Senator Shehu Sani, who represents people in the northwestern state of Kaduna, said Senate lawmakers earn about 750,000 naira a month, with a further monthly “running allowance” of 13.5 million naira which equates to $37,500 on the black market rate of 360 naira per dollar most commonly used.
Sani’s disclosure sparked outrage in parts of the press and social media. While the elite in Africa’s biggest crude producer have long benefited from the country’s oil wealth, most of its 190 million inhabitants live in poverty.
“We must stop our lawmakers being the ones to determine how they are paid,” said development economist Odilim Enwegbara.
President Muhammadu Buhari, who has not said whether he will seek a second term in elections next February, came to power in 2015 vowing to improve the lives of ordinary Nigerians.
But the IMF recently said the people were getting poorer.
Public outrage over the gap between rich and poor could become an election campaign issue in the coming months.
Usman Mohammed, a civil servant in Abuja, said the money allocated for lawmakers’ expenses was “outrageous”.
“They are supposed not to earn up to that amount of money when people hardly survive,” he said.
A man selling wallets to drivers stuck in traffic on the gridlocked streets of the commercial capital Lagos, who gave his name only as Chijioke, said Nigeria’s leaders were failing their people.
“Our leaders will not think about us. We are hustling not because we like it but we have to help ourselves,” he said.
Chijioke makes around 800 naira - just $2.22 - a day by weaving between cars under the equatorial sun for several hours each day.
Africa’s largest economy is only slowly emerging from recession.
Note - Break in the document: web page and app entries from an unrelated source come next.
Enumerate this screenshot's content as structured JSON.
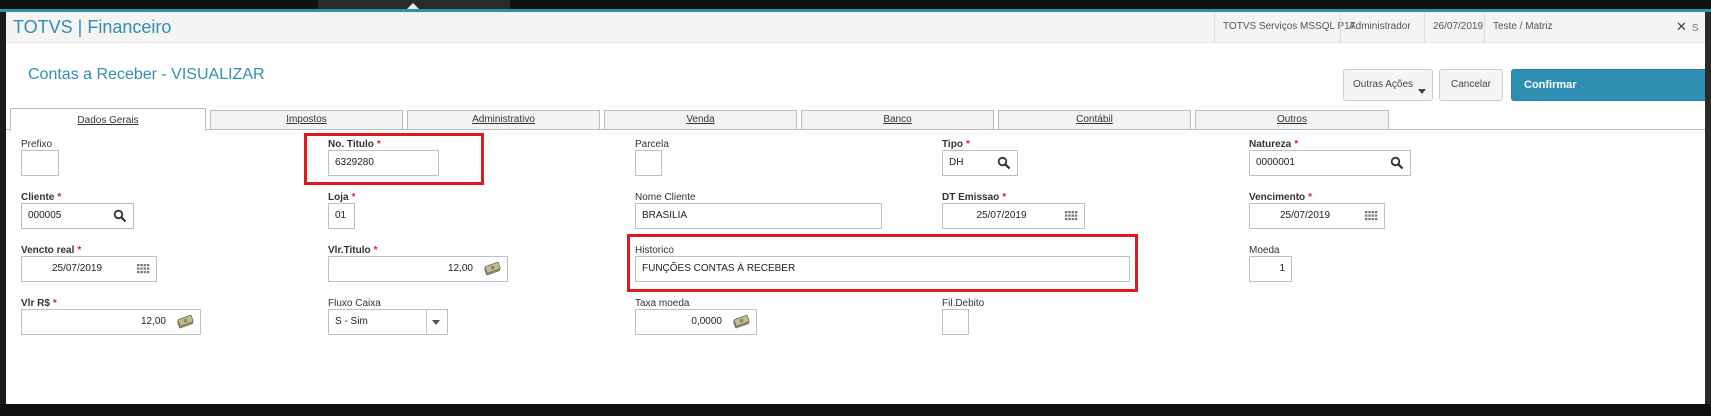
{
  "app": {
    "title": "TOTVS | Financeiro"
  },
  "titlebar": {
    "server": "TOTVS Serviços MSSQL P17",
    "user": "Administrador",
    "date": "26/07/2019",
    "company": "Teste / Matriz",
    "close_symbol": "✕",
    "close_label_partial": "S"
  },
  "page": {
    "title": "Contas a Receber - VISUALIZAR"
  },
  "actions": {
    "other": "Outras Ações",
    "cancel": "Cancelar",
    "confirm": "Confirmar"
  },
  "tabs": [
    {
      "label": "Dados Gerais",
      "active": true
    },
    {
      "label": "Impostos"
    },
    {
      "label": "Administrativo"
    },
    {
      "label": "Venda"
    },
    {
      "label": "Banco"
    },
    {
      "label": "Contábil"
    },
    {
      "label": "Outros"
    }
  ],
  "fields": {
    "prefixo": {
      "label": "Prefixo",
      "value": ""
    },
    "no_titulo": {
      "label": "No. Titulo",
      "value": "6329280",
      "required": true
    },
    "parcela": {
      "label": "Parcela",
      "value": ""
    },
    "tipo": {
      "label": "Tipo",
      "value": "DH",
      "required": true
    },
    "natureza": {
      "label": "Natureza",
      "value": "0000001",
      "required": true
    },
    "cliente": {
      "label": "Cliente",
      "value": "000005",
      "required": true
    },
    "loja": {
      "label": "Loja",
      "value": "01",
      "required": true
    },
    "nome_cliente": {
      "label": "Nome Cliente",
      "value": "BRASILIA"
    },
    "dt_emissao": {
      "label": "DT Emissao",
      "value": "25/07/2019",
      "required": true
    },
    "vencimento": {
      "label": "Vencimento",
      "value": "25/07/2019",
      "required": true
    },
    "vencto_real": {
      "label": "Vencto real",
      "value": "25/07/2019",
      "required": true
    },
    "vlr_titulo": {
      "label": "Vlr.Titulo",
      "value": "12,00",
      "required": true
    },
    "historico": {
      "label": "Historico",
      "value": "FUNÇÕES CONTAS À RECEBER"
    },
    "moeda": {
      "label": "Moeda",
      "value": "1"
    },
    "vlr_rs": {
      "label": "Vlr R$",
      "value": "12,00",
      "required": true
    },
    "fluxo_caixa": {
      "label": "Fluxo Caixa",
      "value": "S - Sim"
    },
    "taxa_moeda": {
      "label": "Taxa moeda",
      "value": "0,0000"
    },
    "fil_debito": {
      "label": "Fil.Debito",
      "value": ""
    }
  },
  "required_marker": "*",
  "icons": {
    "search": "magnifier-icon",
    "calendar": "calendar-icon",
    "money": "money-icon",
    "dropdown": "chevron-down-icon"
  },
  "colors": {
    "accent": "#2f8fb3",
    "required": "#d22222",
    "highlight": "#e0191f"
  }
}
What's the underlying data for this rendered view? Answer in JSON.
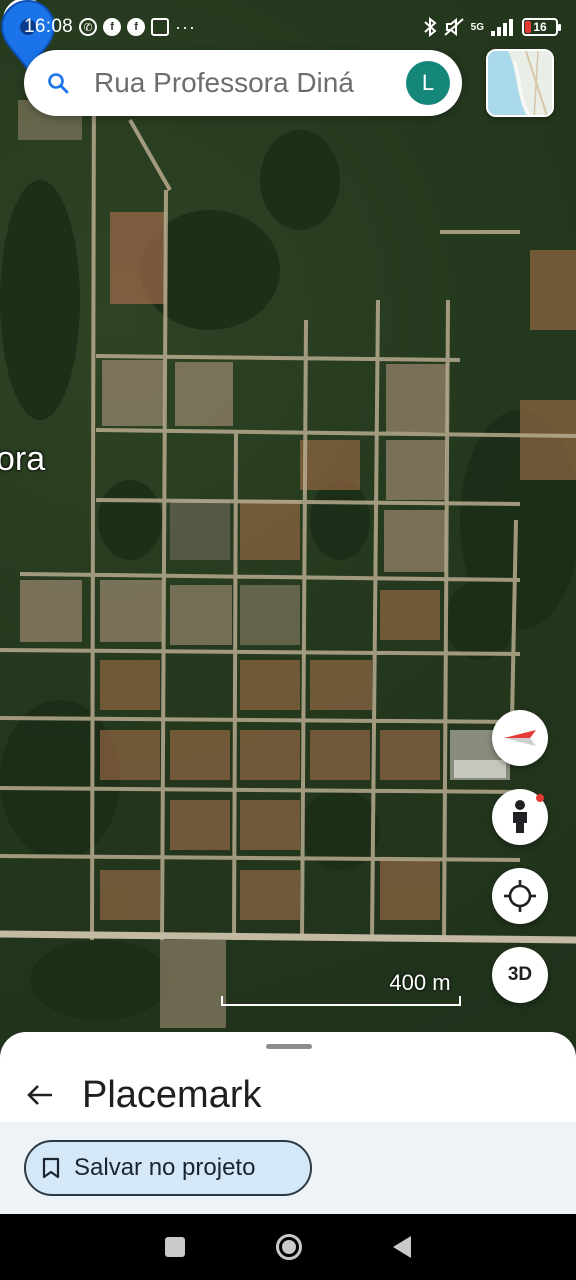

Inflation, despite slowing down for 13 months in a row, remained in double figures at 14.3 percent in February.
Food inflation, which hovered around 20 percent throughout last year, stood at 17.6 percent last month.
The expense figures discussed by Sani, a member of Buhari’s All Progressives Congress party with a reputation for being a firebrand politician, had not previously been disclosed.
“When that light of transparency is cast on all these personalities and offices, then Nigerians will come to know whether it is worth their while to support or sustain the big government as we have now,” said Sani.
Writing by Alexis Akwagyiram; Additional reporting by Seun Sanni and Nneka Chile in Lagos; Editing by Hugh Lawson